-- GIVEN DATA follows --
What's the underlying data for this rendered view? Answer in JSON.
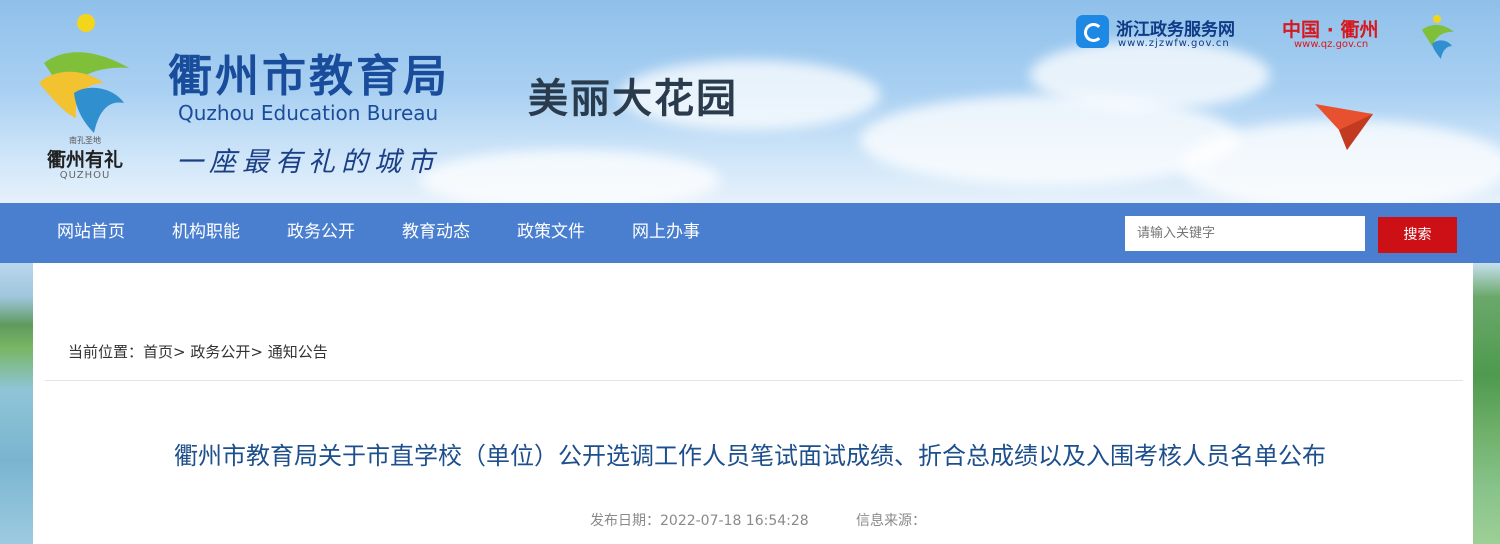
{
  "header": {
    "logo_small_text": "南孔圣地",
    "logo_caption": "衢州有礼",
    "logo_quzhou": "QUZHOU",
    "site_title": "衢州市教育局",
    "site_subtitle": "Quzhou Education Bureau",
    "slogan": "一座最有礼的城市",
    "beauty_text": "美丽大花园",
    "zj_link": {
      "name": "浙江政务服务网",
      "url": "www.zjzwfw.gov.cn"
    },
    "qz_link": {
      "name": "中国 · 衢州",
      "url": "www.qz.gov.cn"
    }
  },
  "nav": {
    "items": [
      "网站首页",
      "机构职能",
      "政务公开",
      "教育动态",
      "政策文件",
      "网上办事"
    ]
  },
  "search": {
    "placeholder": "请输入关键字",
    "button_label": "搜索"
  },
  "breadcrumb": {
    "prefix": "当前位置：",
    "items": [
      "首页>",
      "政务公开>",
      "通知公告"
    ]
  },
  "article": {
    "title": "衢州市教育局关于市直学校（单位）公开选调工作人员笔试面试成绩、折合总成绩以及入围考核人员名单公布",
    "publish_label": "发布日期：",
    "publish_date": "2022-07-18 16:54:28",
    "source_label": "信息来源："
  },
  "colors": {
    "nav_bg": "#4a7fd0",
    "search_button": "#cc1016",
    "title_blue": "#1d4f8c",
    "brand_red": "#d7181f"
  },
  "icons": [
    "quzhou-emblem-icon",
    "zjzwfw-logo-icon",
    "paper-plane-icon"
  ]
}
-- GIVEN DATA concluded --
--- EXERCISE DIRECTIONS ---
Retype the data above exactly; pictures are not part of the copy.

--- WRITTEN RESPONSE ---
What's the underlying data for this rendered view? Answer in JSON.
{
  "header": {
    "logo_small_text": "南孔圣地",
    "logo_caption": "衢州有礼",
    "logo_quzhou": "QUZHOU",
    "site_title": "衢州市教育局",
    "site_subtitle": "Quzhou Education Bureau",
    "slogan": "一座最有礼的城市",
    "beauty_text": "美丽大花园",
    "zj_link": {
      "name": "浙江政务服务网",
      "url": "www.zjzwfw.gov.cn"
    },
    "qz_link": {
      "name": "中国 · 衢州",
      "url": "www.qz.gov.cn"
    }
  },
  "nav": {
    "items": [
      "网站首页",
      "机构职能",
      "政务公开",
      "教育动态",
      "政策文件",
      "网上办事"
    ]
  },
  "search": {
    "placeholder": "请输入关键字",
    "button_label": "搜索"
  },
  "breadcrumb": {
    "prefix": "当前位置：",
    "items": [
      "首页>",
      "政务公开>",
      "通知公告"
    ]
  },
  "article": {
    "title": "衢州市教育局关于市直学校（单位）公开选调工作人员笔试面试成绩、折合总成绩以及入围考核人员名单公布",
    "publish_label": "发布日期：",
    "publish_date": "2022-07-18 16:54:28",
    "source_label": "信息来源："
  },
  "colors": {
    "nav_bg": "#4a7fd0",
    "search_button": "#cc1016",
    "title_blue": "#1d4f8c",
    "brand_red": "#d7181f"
  },
  "icons": [
    "quzhou-emblem-icon",
    "zjzwfw-logo-icon",
    "paper-plane-icon"
  ]
}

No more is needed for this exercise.